J. Allen Brack, the (now former) Blizzard Entertainment president, has stepped down from his post, amid mounting claims of sexism and sexual harassment against parent firm Activision Blizzard. This comes even after employees of the company staged a walkout after bosses failed to take any concrete steps following an explosive lawsuit that the Department of Fair Employment in California had slammed it with, back on July 20.
The suit in question alleges Activision Blizzard of promoting an unhealthy workplace environment, which banks heavily upon gender-based discrimination and sexual harassment of female employees, at the hands of their male counterparts. Scores of women working at the company have come forward to testify against any opposing claims made by the executives and male employees of the firm.
Brack’s departure has been welcomed by the staff members who are participating in the movement, as they call for a complete redressal of deep-rooted systemic issues. The Activision Blizzard King Workers Alliance, a group of the firm’s employees who are aiming to defend their “right to a safe and equitable” work scenario, has tweeted in response to the news, saying that a single person cannot be blamed for the abysmal state of things, since the problems “go beyond Blizzard.”
Nevertheless, Brack’s position will now be co-owned by Jen O’Neal (formerly of Vicarious Visions) and Mike Ybarra. Vicarious Visions was acquired by AB in 2005, and O’Neal has rather a track record of openly voicing her support for women in prominent positions.
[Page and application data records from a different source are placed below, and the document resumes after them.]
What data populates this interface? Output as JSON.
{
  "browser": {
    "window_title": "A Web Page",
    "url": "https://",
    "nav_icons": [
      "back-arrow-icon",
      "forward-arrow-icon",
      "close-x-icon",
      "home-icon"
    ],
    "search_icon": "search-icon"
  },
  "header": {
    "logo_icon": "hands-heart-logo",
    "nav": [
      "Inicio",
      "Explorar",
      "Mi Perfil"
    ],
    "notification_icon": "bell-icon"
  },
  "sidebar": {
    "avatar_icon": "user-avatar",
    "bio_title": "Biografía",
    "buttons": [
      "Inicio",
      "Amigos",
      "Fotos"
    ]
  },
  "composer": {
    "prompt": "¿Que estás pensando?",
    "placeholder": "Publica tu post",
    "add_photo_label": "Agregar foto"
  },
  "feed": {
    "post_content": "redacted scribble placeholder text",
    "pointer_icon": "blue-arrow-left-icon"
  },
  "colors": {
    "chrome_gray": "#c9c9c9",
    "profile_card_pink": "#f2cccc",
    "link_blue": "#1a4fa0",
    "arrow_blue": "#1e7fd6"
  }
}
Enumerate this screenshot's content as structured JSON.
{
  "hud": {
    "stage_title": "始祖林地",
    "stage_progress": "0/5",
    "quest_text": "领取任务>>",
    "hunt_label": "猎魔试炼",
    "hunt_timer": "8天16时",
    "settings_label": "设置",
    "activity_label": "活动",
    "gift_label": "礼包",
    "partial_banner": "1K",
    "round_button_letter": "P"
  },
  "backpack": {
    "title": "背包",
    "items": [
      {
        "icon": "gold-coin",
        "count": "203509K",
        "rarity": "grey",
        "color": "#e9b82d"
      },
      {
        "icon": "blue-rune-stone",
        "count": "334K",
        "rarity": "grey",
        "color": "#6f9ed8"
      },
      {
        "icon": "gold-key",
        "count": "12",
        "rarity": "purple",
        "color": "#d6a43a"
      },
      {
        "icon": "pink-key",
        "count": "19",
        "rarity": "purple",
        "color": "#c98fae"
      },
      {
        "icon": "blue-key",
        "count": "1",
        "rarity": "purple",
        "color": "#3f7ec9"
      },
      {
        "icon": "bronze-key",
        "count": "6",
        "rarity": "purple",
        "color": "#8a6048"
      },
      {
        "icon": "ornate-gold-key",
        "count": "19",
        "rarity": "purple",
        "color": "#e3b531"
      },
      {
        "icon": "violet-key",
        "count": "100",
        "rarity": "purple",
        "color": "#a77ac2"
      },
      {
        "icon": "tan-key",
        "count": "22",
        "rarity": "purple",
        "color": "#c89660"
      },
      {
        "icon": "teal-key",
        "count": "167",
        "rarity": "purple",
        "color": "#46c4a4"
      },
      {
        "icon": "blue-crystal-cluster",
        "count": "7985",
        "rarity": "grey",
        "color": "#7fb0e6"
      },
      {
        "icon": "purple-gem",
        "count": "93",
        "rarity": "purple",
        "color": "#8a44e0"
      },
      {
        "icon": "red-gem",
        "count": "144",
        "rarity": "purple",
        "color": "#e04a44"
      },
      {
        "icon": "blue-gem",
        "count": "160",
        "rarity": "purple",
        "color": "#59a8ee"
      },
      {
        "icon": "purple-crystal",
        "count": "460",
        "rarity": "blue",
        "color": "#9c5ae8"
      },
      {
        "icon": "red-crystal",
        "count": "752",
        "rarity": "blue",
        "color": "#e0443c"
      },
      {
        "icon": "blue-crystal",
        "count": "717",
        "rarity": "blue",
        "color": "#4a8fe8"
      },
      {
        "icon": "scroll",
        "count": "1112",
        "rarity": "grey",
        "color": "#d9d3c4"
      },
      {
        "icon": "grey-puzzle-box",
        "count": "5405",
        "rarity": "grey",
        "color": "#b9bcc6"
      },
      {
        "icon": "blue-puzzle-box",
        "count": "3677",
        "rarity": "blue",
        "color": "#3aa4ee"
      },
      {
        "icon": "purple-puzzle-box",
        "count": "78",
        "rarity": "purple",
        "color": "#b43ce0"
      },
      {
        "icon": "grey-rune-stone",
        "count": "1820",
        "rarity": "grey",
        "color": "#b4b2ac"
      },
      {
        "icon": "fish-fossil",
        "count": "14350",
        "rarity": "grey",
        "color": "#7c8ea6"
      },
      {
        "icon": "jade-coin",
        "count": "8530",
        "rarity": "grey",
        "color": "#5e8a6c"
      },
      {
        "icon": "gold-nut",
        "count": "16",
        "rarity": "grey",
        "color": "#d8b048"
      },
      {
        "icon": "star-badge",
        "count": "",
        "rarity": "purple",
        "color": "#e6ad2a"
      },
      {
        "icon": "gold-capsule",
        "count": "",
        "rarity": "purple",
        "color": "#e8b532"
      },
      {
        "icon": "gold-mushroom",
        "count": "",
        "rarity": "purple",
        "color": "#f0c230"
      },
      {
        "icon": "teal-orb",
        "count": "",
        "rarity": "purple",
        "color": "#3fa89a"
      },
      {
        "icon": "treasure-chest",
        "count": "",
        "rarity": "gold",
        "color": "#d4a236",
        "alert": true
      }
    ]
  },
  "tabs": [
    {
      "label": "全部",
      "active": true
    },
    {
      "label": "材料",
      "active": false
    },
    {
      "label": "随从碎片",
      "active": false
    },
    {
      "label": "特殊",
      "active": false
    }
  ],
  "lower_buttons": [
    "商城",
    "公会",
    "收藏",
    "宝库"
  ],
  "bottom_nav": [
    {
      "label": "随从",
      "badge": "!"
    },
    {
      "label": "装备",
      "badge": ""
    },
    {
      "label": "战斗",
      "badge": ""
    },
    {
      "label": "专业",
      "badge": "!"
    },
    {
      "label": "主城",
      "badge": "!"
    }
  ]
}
Ybarra, meanwhile, joined Blizzard some 2 years ago, after having worked at Microsoft for 19 years.
A New Direction and Leadership
After the former Blizzard president announced that he has stepped down from his post amid the claims of sexism at parent firm AB, the company itself took to Twitter to claim that “Blizzard Entertainment needs a new direction and leadership,” especially in the face of the current crisis that the group is going through, as regards its “workplace culture, game development, and innovation.”
It may be noted, however, that the suit, which contains any disturbing allegations against AB and its employees, from a “frat-boy” culture to subjecting female staff to inappropriate comments and physical contact, actually lists Brack among the few people it directly claims were in on everything. Following this, Brack had sent an email to his staff, saying that he found the allegations “extremely troubling,” while adding that he couldn’t comment on the case’s specifics, seeing as how it was an open probe.
On the other hand, Activision itself has rceently teamed up with WilmerHale, a prominent law firm which is best known for busting unions, in what may be a troubling news for the people who are leading the movement against the company.